Stored records:
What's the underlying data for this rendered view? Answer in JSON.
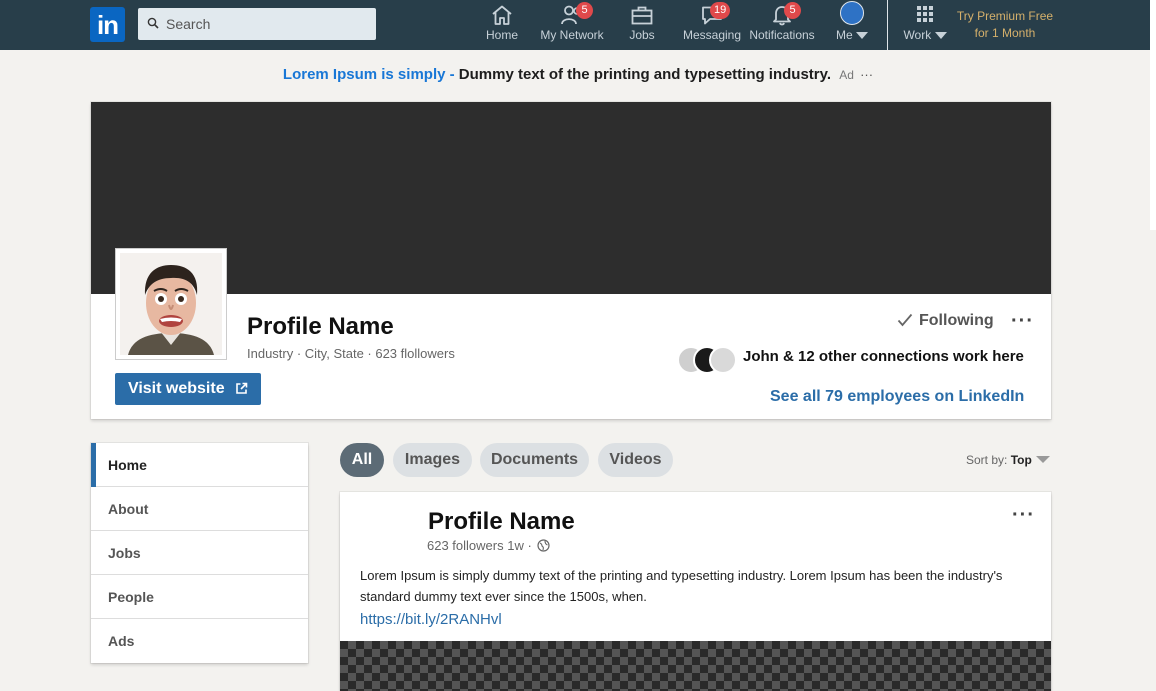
{
  "nav": {
    "logo": "in",
    "search_placeholder": "Search",
    "items": [
      {
        "label": "Home",
        "badge": ""
      },
      {
        "label": "My Network",
        "badge": "5"
      },
      {
        "label": "Jobs",
        "badge": ""
      },
      {
        "label": "Messaging",
        "badge": "19"
      },
      {
        "label": "Notifications",
        "badge": "5"
      },
      {
        "label": "Me",
        "badge": ""
      },
      {
        "label": "Work",
        "badge": ""
      }
    ],
    "premium_line1": "Try Premium Free",
    "premium_line2": "for 1 Month"
  },
  "ad": {
    "link_text": "Lorem Ipsum is simply -",
    "text": "Dummy text of the printing and typesetting industry.",
    "tag": "Ad",
    "more": "···"
  },
  "profile": {
    "name": "Profile Name",
    "meta": "Industry · City, State · 623 flollowers",
    "visit_label": "Visit website",
    "following_label": "Following",
    "connections_text": "John & 12 other connections work here",
    "see_all": "See all 79 employees on LinkedIn",
    "more": "···"
  },
  "sidebar": {
    "items": [
      {
        "label": "Home"
      },
      {
        "label": "About"
      },
      {
        "label": "Jobs"
      },
      {
        "label": "People"
      },
      {
        "label": "Ads"
      }
    ]
  },
  "filters": {
    "pills": [
      "All",
      "Images",
      "Documents",
      "Videos"
    ],
    "sort_label": "Sort by:",
    "sort_value": "Top"
  },
  "post": {
    "name": "Profile Name",
    "meta": "623 followers 1w ·",
    "body": "Lorem Ipsum is simply dummy text of the printing and typesetting industry. Lorem Ipsum has been the industry's standard dummy text ever since the 1500s, when.",
    "link": "https://bit.ly/2RANHvl",
    "more": "···"
  },
  "colors": {
    "nav_bg": "#283e4a",
    "brand_blue": "#0a66c2",
    "link_blue": "#2b6da8",
    "badge_red": "#e0494b",
    "premium_gold": "#d5b06b"
  }
}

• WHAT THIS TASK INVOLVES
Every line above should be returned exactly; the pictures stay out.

• RESPONSE TO THE EXERCISE
What's the underlying data for this rendered view? Answer in JSON.
{
  "nav": {
    "logo": "in",
    "search_placeholder": "Search",
    "items": [
      {
        "label": "Home",
        "badge": ""
      },
      {
        "label": "My Network",
        "badge": "5"
      },
      {
        "label": "Jobs",
        "badge": ""
      },
      {
        "label": "Messaging",
        "badge": "19"
      },
      {
        "label": "Notifications",
        "badge": "5"
      },
      {
        "label": "Me",
        "badge": ""
      },
      {
        "label": "Work",
        "badge": ""
      }
    ],
    "premium_line1": "Try Premium Free",
    "premium_line2": "for 1 Month"
  },
  "ad": {
    "link_text": "Lorem Ipsum is simply -",
    "text": "Dummy text of the printing and typesetting industry.",
    "tag": "Ad",
    "more": "···"
  },
  "profile": {
    "name": "Profile Name",
    "meta": "Industry · City, State · 623 flollowers",
    "visit_label": "Visit website",
    "following_label": "Following",
    "connections_text": "John & 12 other connections work here",
    "see_all": "See all 79 employees on LinkedIn",
    "more": "···"
  },
  "sidebar": {
    "items": [
      {
        "label": "Home"
      },
      {
        "label": "About"
      },
      {
        "label": "Jobs"
      },
      {
        "label": "People"
      },
      {
        "label": "Ads"
      }
    ]
  },
  "filters": {
    "pills": [
      "All",
      "Images",
      "Documents",
      "Videos"
    ],
    "sort_label": "Sort by:",
    "sort_value": "Top"
  },
  "post": {
    "name": "Profile Name",
    "meta": "623 followers 1w ·",
    "body": "Lorem Ipsum is simply dummy text of the printing and typesetting industry. Lorem Ipsum has been the industry's standard dummy text ever since the 1500s, when.",
    "link": "https://bit.ly/2RANHvl",
    "more": "···"
  },
  "colors": {
    "nav_bg": "#283e4a",
    "brand_blue": "#0a66c2",
    "link_blue": "#2b6da8",
    "badge_red": "#e0494b",
    "premium_gold": "#d5b06b"
  }
}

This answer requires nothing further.